- [AIM OF THE TASK]:
Across these entries, work out how many lines carry the string "this", and give only that number.

- [TASK INPUT]:
>>>>>

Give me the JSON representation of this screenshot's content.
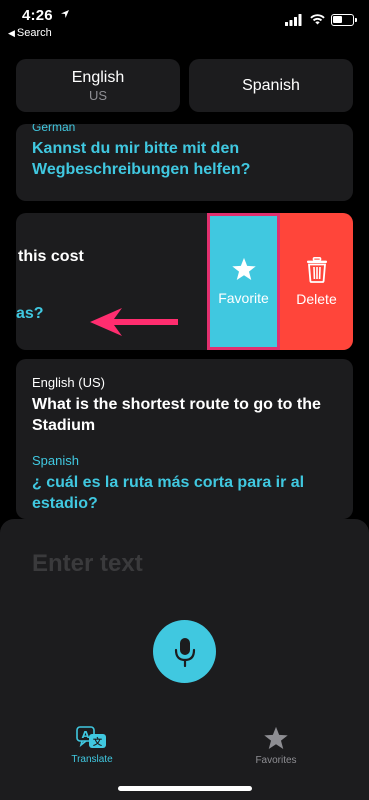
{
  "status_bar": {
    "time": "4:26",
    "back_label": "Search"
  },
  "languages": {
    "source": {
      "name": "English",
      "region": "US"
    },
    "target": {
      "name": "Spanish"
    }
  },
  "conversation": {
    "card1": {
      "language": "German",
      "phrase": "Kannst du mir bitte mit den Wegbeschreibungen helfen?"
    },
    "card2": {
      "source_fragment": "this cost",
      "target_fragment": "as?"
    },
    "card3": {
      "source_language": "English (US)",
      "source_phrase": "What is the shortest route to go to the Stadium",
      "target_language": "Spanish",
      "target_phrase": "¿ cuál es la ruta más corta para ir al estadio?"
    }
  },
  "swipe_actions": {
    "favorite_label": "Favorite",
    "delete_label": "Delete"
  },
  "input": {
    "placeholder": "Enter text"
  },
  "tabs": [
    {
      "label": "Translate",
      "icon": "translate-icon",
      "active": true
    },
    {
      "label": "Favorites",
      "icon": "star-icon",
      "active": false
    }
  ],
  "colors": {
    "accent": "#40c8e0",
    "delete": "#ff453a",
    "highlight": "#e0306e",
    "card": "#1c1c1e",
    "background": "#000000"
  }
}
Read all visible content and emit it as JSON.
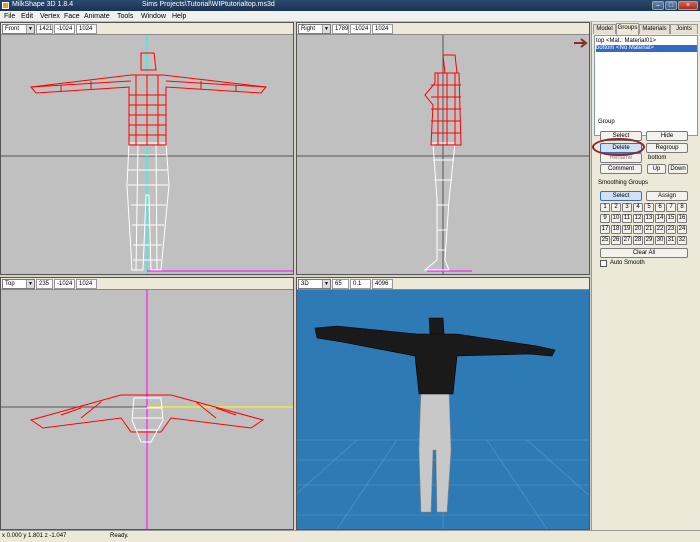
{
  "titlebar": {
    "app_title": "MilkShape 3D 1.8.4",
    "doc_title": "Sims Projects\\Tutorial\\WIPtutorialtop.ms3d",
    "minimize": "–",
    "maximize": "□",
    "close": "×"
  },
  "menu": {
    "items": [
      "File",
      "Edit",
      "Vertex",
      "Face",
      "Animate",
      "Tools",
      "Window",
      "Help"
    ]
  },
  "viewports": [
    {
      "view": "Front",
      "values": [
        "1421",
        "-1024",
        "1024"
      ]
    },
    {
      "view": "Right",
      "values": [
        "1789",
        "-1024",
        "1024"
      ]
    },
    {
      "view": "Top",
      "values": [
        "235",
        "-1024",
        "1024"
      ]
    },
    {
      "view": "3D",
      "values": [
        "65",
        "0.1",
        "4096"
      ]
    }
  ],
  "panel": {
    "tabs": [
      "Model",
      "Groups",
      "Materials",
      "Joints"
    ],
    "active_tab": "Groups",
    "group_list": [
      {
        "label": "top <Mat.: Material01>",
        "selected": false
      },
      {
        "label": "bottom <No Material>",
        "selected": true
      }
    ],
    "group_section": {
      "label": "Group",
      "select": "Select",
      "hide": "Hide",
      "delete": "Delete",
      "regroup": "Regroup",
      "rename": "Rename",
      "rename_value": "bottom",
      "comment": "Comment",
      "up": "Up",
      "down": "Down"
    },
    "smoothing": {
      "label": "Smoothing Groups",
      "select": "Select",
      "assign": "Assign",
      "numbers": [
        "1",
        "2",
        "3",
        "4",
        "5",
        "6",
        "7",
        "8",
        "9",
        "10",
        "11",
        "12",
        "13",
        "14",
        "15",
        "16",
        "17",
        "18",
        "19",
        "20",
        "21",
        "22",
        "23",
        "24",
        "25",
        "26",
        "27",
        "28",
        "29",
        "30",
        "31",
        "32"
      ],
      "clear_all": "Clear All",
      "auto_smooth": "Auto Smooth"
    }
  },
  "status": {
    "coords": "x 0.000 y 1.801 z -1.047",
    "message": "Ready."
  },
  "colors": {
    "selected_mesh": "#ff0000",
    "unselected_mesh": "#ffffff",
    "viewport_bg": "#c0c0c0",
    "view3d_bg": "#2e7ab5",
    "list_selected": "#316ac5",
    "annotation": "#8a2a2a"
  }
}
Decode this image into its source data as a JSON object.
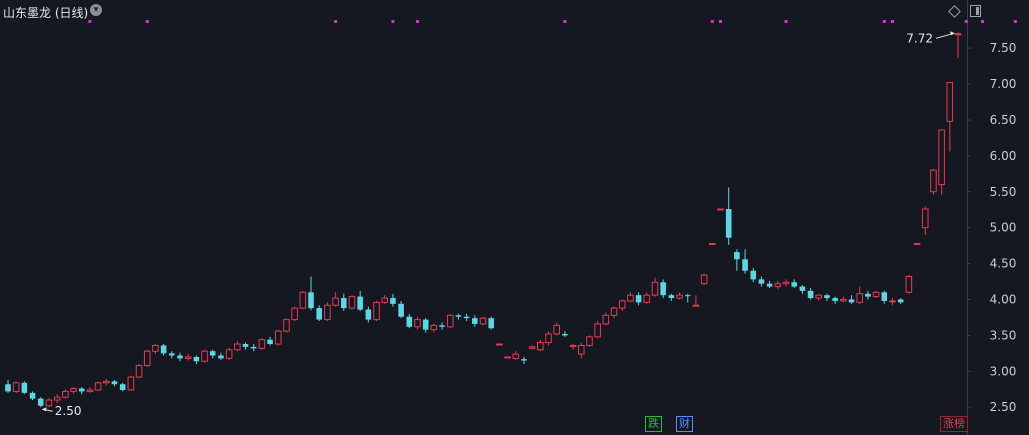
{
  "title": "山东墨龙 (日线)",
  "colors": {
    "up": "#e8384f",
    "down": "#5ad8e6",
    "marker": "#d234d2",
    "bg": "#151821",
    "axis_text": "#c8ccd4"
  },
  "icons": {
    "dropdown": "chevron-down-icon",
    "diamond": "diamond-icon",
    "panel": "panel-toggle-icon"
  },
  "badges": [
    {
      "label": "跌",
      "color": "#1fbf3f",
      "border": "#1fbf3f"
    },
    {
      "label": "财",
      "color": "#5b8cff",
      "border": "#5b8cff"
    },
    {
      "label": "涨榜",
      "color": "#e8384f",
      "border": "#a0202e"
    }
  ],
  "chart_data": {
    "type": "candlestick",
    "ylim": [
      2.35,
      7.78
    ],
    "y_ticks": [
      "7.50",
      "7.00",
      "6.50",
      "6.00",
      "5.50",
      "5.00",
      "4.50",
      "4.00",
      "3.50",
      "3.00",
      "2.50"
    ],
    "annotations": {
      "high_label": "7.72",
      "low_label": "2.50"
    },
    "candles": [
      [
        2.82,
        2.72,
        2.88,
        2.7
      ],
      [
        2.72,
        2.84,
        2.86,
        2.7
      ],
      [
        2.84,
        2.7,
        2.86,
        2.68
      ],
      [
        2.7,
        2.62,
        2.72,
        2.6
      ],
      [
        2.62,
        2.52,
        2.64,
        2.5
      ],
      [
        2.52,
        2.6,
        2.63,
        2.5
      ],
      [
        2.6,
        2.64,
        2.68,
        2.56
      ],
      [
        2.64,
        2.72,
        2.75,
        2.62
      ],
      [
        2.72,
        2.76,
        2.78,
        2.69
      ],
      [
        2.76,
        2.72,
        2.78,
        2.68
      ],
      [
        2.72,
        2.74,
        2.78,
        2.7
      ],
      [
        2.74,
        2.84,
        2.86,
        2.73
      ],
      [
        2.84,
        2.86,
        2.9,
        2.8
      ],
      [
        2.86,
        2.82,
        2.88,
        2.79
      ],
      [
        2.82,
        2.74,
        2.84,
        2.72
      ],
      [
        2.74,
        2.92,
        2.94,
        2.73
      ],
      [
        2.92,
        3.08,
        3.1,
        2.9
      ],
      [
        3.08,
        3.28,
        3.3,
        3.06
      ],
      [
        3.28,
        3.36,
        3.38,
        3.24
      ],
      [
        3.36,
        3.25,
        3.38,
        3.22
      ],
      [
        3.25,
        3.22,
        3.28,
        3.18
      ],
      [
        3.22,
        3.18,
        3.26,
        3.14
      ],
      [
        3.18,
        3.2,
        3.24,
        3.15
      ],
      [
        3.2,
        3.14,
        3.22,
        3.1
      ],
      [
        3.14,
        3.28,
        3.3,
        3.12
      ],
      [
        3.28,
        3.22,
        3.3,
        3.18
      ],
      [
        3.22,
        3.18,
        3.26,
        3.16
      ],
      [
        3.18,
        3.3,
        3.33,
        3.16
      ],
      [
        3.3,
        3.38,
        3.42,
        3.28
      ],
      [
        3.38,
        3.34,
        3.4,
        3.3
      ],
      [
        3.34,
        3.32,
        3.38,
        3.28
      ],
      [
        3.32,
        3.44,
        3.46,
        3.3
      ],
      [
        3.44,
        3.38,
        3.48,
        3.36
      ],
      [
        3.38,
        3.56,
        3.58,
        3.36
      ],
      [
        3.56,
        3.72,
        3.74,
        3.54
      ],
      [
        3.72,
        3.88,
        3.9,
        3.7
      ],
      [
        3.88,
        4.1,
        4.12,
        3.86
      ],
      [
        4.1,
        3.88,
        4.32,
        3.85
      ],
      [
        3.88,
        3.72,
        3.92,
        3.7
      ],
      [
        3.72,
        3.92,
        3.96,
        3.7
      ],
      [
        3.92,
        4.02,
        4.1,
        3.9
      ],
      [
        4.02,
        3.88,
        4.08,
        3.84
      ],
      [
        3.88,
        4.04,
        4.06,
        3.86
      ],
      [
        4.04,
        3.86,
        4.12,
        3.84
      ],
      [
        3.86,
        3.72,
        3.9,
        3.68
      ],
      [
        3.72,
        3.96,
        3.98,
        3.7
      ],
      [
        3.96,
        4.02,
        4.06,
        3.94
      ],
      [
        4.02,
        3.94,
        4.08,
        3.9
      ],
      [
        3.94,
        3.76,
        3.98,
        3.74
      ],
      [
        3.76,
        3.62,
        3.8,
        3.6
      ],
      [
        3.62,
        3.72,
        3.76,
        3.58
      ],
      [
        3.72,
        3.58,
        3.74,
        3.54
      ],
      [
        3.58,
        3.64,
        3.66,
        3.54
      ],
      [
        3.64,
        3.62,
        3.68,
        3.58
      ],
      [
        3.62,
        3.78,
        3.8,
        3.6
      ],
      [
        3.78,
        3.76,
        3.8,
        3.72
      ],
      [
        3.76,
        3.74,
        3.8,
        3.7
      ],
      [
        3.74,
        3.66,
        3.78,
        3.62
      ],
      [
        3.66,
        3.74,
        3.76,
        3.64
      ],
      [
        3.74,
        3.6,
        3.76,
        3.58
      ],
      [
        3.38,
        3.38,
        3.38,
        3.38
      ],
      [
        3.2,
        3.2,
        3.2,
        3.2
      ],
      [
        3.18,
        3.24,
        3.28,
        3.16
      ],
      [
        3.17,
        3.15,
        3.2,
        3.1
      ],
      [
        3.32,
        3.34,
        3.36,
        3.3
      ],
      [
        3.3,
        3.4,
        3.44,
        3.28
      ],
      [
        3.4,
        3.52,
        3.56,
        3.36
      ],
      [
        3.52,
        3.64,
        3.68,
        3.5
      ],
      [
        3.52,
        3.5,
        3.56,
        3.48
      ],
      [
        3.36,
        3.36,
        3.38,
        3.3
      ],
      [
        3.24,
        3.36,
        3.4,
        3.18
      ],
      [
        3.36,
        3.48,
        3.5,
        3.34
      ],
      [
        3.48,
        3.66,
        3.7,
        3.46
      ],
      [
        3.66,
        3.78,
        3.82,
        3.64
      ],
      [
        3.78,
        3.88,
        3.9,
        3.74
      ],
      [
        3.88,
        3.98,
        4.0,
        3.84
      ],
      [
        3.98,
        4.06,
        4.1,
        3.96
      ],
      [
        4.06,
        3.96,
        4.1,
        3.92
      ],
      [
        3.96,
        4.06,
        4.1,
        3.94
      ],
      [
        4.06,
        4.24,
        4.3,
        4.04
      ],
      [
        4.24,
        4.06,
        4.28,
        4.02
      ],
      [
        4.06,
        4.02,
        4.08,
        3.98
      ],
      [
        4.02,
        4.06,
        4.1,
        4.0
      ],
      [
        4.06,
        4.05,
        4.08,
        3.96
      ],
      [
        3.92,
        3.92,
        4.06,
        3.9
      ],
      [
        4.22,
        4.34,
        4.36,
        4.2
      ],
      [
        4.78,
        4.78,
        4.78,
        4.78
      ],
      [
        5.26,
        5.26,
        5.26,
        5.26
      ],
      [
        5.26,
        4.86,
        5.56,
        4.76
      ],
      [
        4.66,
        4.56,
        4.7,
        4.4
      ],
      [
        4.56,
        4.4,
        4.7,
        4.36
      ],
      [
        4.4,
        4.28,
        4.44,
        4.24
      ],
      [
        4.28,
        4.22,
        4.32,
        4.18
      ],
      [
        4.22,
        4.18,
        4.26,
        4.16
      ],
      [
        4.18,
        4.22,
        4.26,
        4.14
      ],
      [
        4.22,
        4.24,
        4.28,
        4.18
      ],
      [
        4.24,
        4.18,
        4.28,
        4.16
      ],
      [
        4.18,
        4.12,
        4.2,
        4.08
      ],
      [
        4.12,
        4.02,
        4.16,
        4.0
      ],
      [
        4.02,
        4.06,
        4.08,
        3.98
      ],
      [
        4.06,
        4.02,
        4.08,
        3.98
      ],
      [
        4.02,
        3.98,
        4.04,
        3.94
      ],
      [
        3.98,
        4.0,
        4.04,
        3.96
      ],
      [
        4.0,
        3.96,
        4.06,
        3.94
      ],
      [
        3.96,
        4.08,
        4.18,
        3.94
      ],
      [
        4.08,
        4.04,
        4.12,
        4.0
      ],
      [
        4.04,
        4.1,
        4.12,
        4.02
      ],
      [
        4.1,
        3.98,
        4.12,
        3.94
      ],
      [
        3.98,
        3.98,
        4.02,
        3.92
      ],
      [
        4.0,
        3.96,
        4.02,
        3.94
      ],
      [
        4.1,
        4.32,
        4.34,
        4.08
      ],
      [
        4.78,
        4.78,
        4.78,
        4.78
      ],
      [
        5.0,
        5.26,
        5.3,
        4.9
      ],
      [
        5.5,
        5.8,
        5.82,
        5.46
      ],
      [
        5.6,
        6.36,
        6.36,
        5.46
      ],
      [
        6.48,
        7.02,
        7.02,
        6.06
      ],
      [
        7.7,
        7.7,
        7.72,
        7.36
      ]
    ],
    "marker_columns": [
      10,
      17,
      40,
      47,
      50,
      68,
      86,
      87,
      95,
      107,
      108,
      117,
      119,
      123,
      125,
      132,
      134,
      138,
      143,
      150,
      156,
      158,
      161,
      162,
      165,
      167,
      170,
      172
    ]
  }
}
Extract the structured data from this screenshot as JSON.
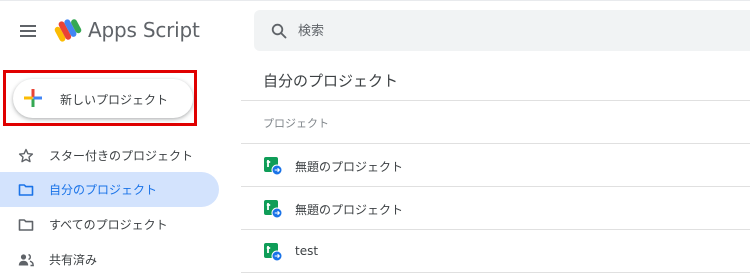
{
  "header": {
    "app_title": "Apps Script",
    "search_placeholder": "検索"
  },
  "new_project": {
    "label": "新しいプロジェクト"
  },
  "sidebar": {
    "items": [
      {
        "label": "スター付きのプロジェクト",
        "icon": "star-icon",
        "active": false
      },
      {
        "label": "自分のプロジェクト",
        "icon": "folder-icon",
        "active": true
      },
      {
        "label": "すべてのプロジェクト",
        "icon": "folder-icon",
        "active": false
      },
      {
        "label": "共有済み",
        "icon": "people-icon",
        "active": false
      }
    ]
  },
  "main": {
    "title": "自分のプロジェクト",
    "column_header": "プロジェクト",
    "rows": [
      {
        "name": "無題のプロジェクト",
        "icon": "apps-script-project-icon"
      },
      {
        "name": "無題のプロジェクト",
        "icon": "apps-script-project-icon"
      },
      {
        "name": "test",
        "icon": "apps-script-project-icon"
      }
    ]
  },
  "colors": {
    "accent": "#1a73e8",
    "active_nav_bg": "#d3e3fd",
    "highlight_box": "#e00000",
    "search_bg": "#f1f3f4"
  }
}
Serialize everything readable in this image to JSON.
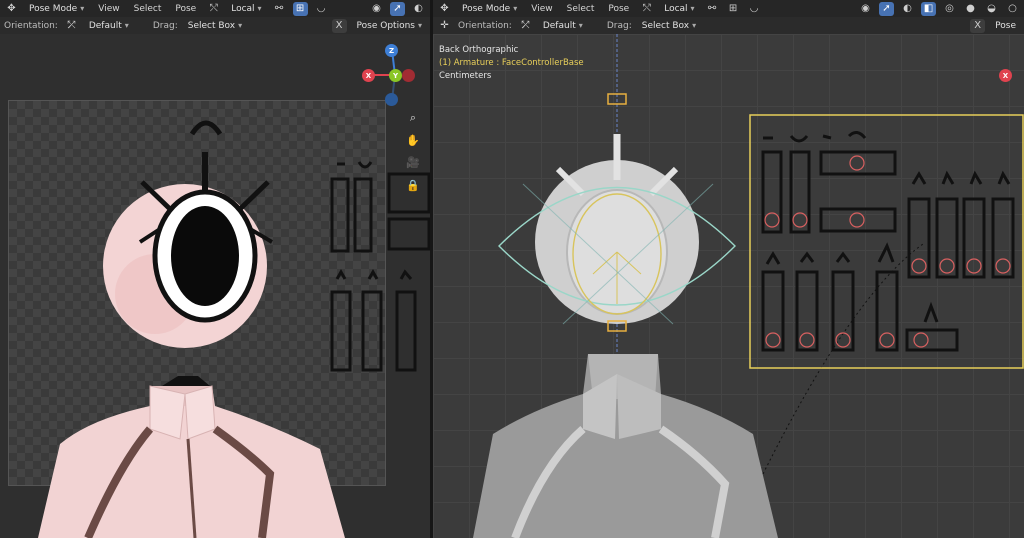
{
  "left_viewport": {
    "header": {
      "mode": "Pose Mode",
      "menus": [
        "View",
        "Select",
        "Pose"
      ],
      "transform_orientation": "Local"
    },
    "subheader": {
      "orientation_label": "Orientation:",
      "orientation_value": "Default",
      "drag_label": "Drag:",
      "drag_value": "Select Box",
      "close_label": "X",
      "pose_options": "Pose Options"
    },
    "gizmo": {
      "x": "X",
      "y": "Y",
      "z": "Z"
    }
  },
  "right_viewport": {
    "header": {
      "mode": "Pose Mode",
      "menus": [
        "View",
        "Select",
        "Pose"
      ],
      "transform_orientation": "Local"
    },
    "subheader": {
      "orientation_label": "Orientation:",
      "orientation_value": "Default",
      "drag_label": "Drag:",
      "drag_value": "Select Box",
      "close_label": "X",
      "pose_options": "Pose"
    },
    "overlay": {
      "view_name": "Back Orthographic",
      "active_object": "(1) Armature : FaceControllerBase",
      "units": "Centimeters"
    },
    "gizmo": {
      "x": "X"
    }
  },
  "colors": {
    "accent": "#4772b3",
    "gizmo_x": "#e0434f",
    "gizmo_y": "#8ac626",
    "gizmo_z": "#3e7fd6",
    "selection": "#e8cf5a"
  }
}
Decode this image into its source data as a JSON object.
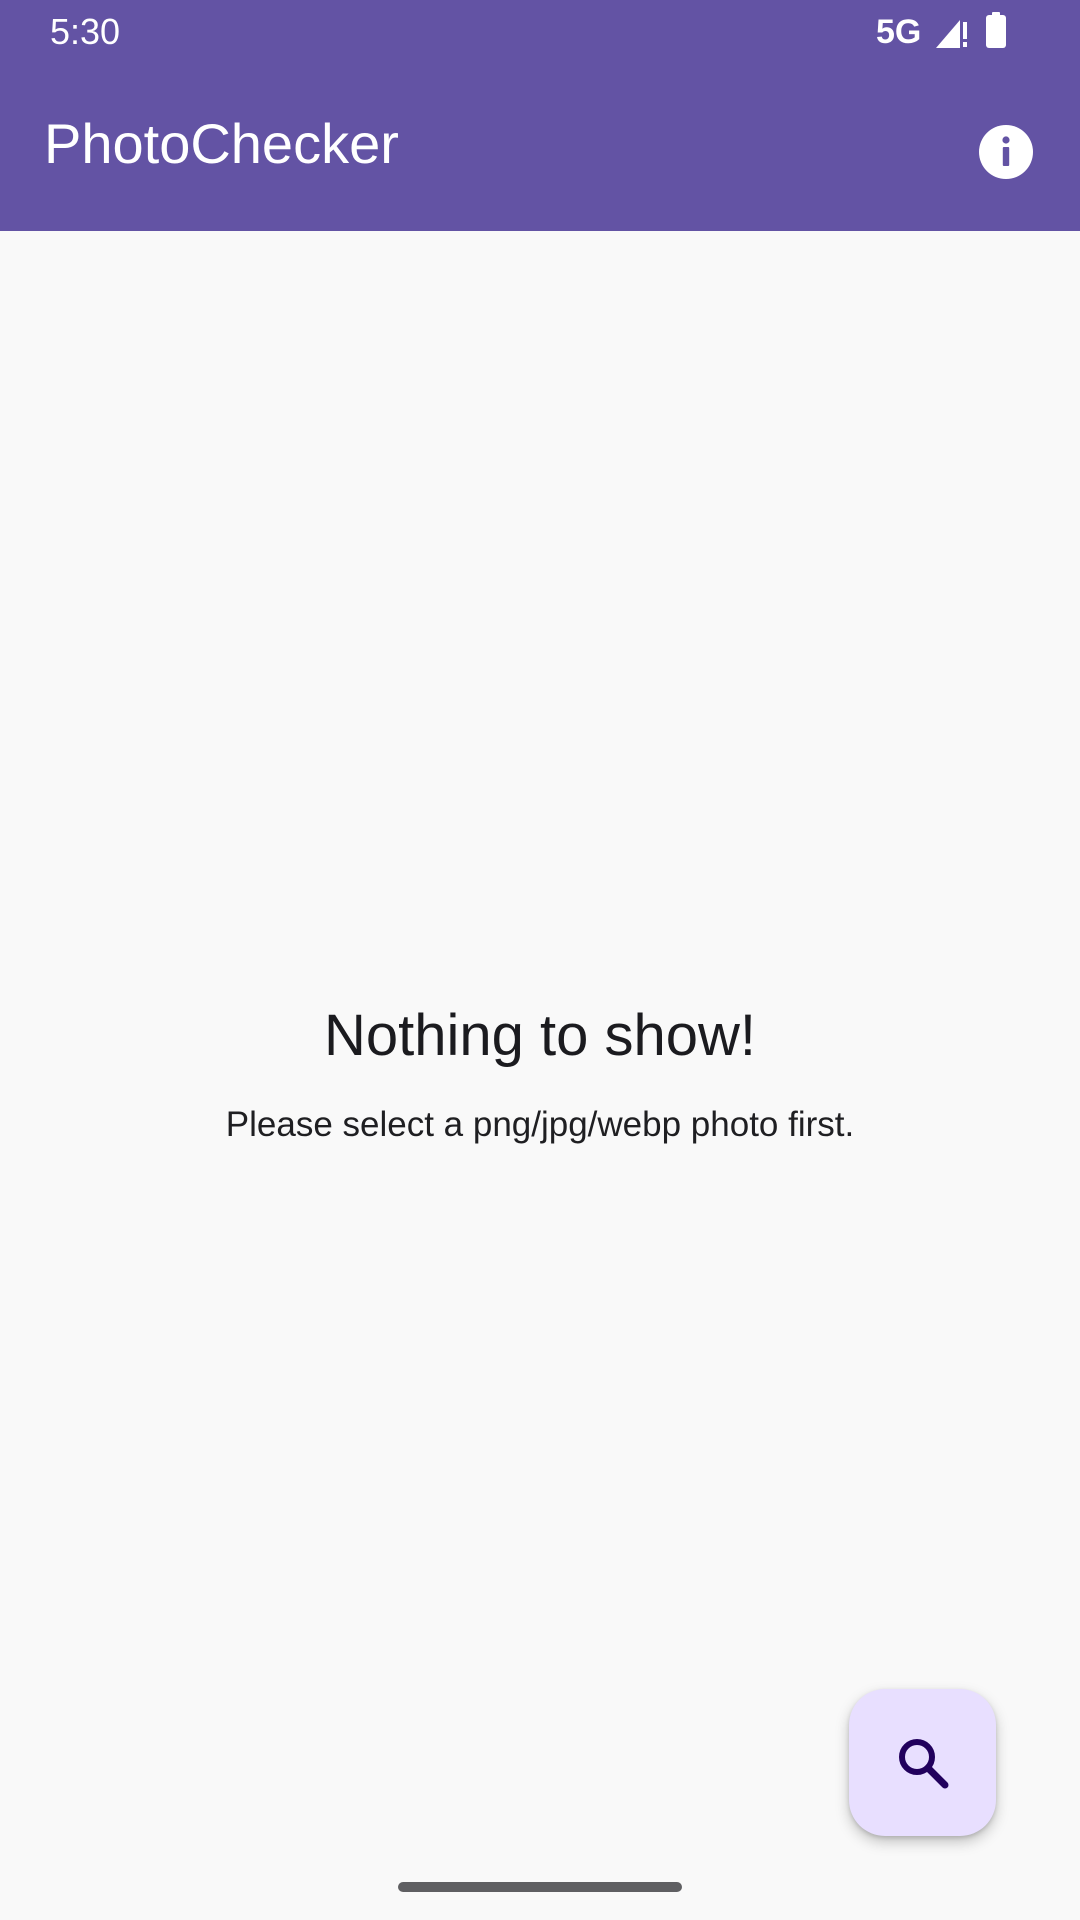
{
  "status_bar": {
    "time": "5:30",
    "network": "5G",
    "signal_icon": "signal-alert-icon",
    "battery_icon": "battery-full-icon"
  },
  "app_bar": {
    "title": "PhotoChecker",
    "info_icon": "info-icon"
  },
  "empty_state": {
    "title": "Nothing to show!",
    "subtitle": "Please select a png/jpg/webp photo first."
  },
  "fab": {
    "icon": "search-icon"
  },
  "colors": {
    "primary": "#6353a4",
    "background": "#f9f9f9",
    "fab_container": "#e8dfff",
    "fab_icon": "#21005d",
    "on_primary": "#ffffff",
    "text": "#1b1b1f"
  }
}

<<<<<

- [RESPONSE]:
6